### What you will do
Which lines of the records below contain the word "this"? Show each one.

Extracted records
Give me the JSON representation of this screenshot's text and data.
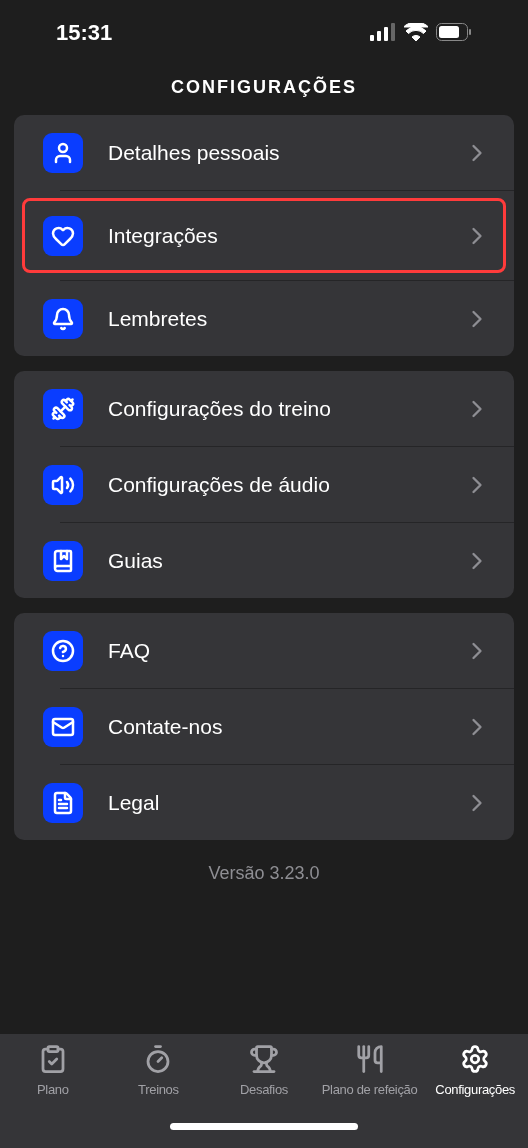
{
  "status_bar": {
    "time": "15:31"
  },
  "header": {
    "title": "CONFIGURAÇÕES"
  },
  "groups": [
    {
      "items": [
        {
          "label": "Detalhes pessoais",
          "highlighted": false
        },
        {
          "label": "Integrações",
          "highlighted": true
        },
        {
          "label": "Lembretes",
          "highlighted": false
        }
      ]
    },
    {
      "items": [
        {
          "label": "Configurações do treino",
          "highlighted": false
        },
        {
          "label": "Configurações de áudio",
          "highlighted": false
        },
        {
          "label": "Guias",
          "highlighted": false
        }
      ]
    },
    {
      "items": [
        {
          "label": "FAQ",
          "highlighted": false
        },
        {
          "label": "Contate-nos",
          "highlighted": false
        },
        {
          "label": "Legal",
          "highlighted": false
        }
      ]
    }
  ],
  "version": "Versão 3.23.0",
  "tab_bar": [
    {
      "label": "Plano",
      "selected": false
    },
    {
      "label": "Treinos",
      "selected": false
    },
    {
      "label": "Desafios",
      "selected": false
    },
    {
      "label": "Plano de refeição",
      "selected": false
    },
    {
      "label": "Configurações",
      "selected": true
    }
  ]
}
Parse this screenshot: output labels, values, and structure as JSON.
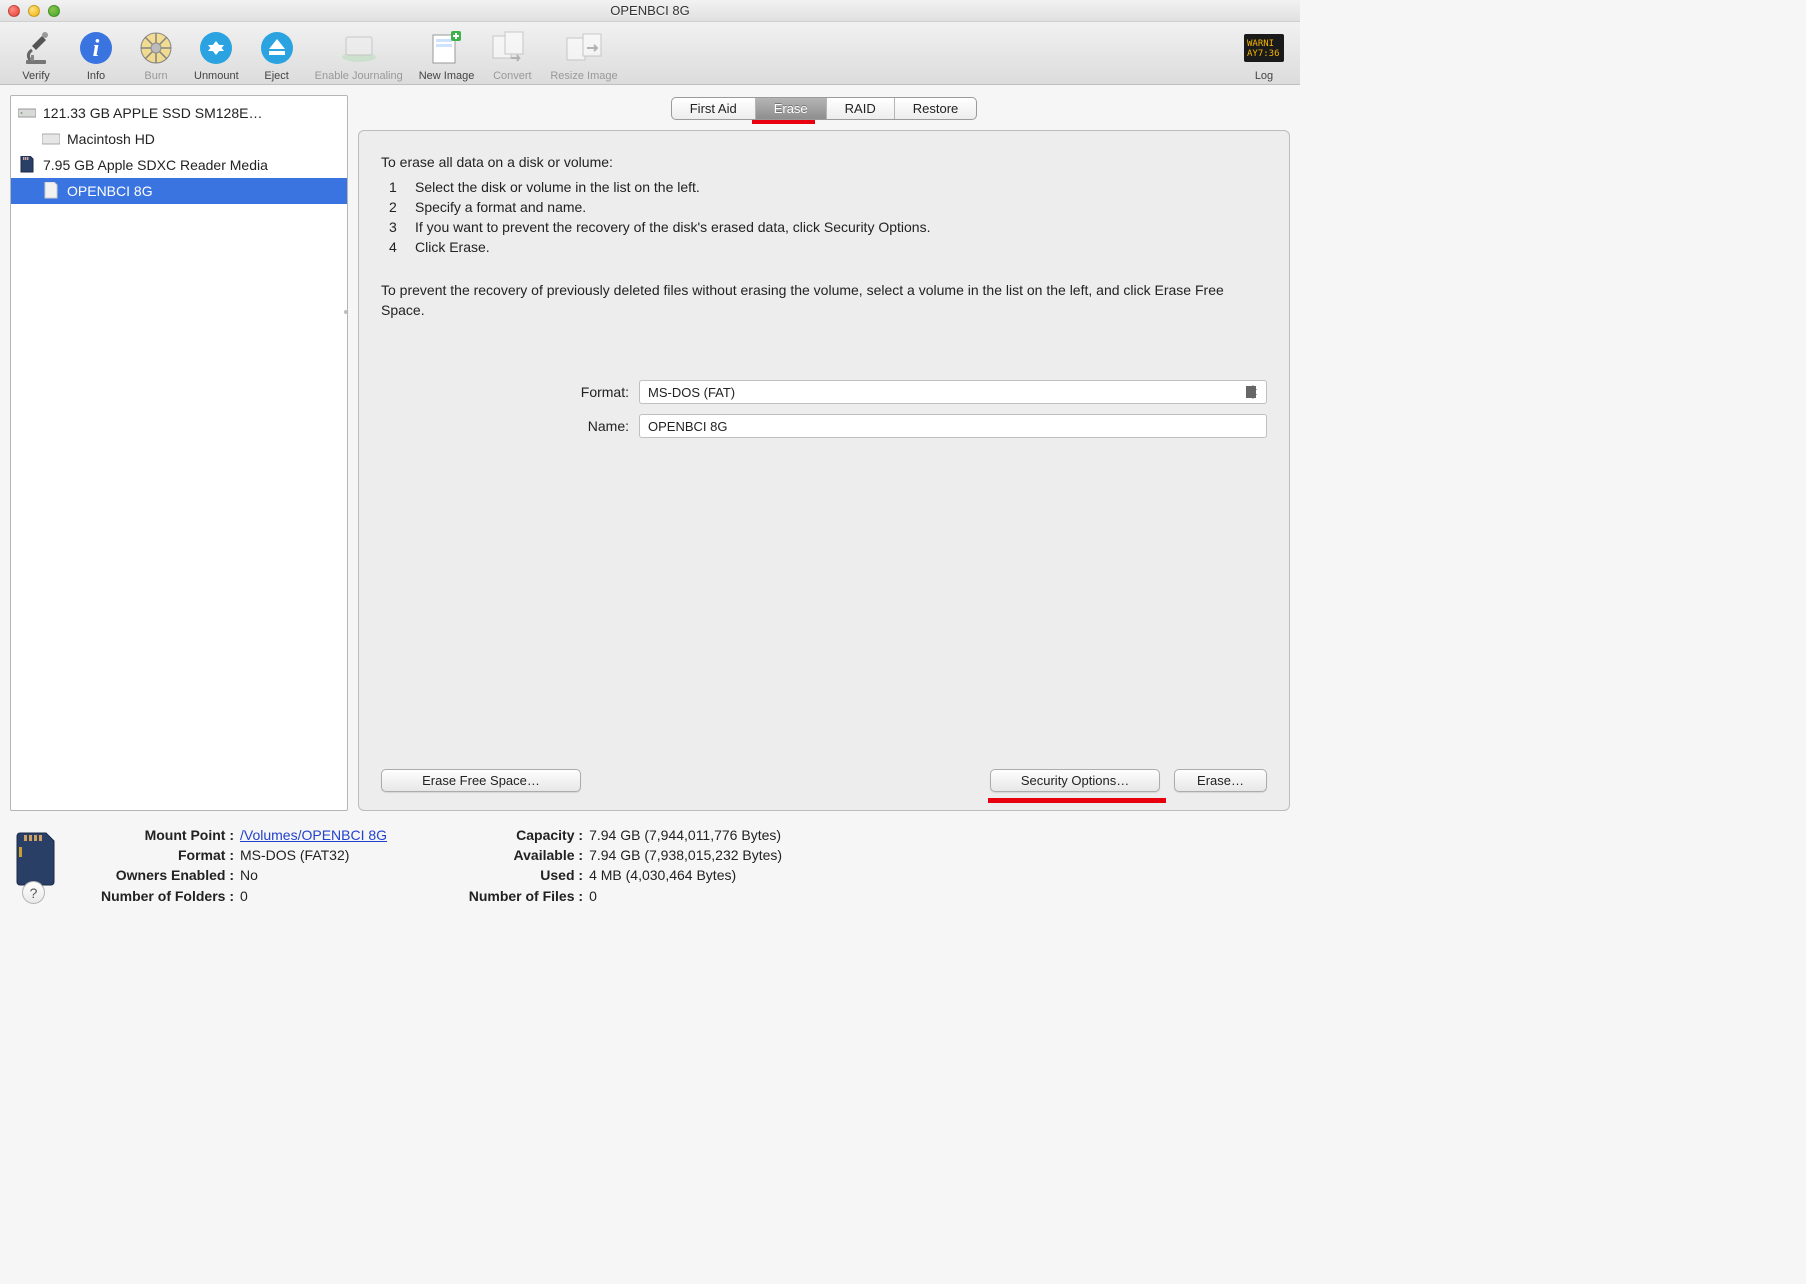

### Result of the task
Give me the JSON representation of this screenshot's text and data.
Parse this screenshot: output labels, values, and structure as JSON.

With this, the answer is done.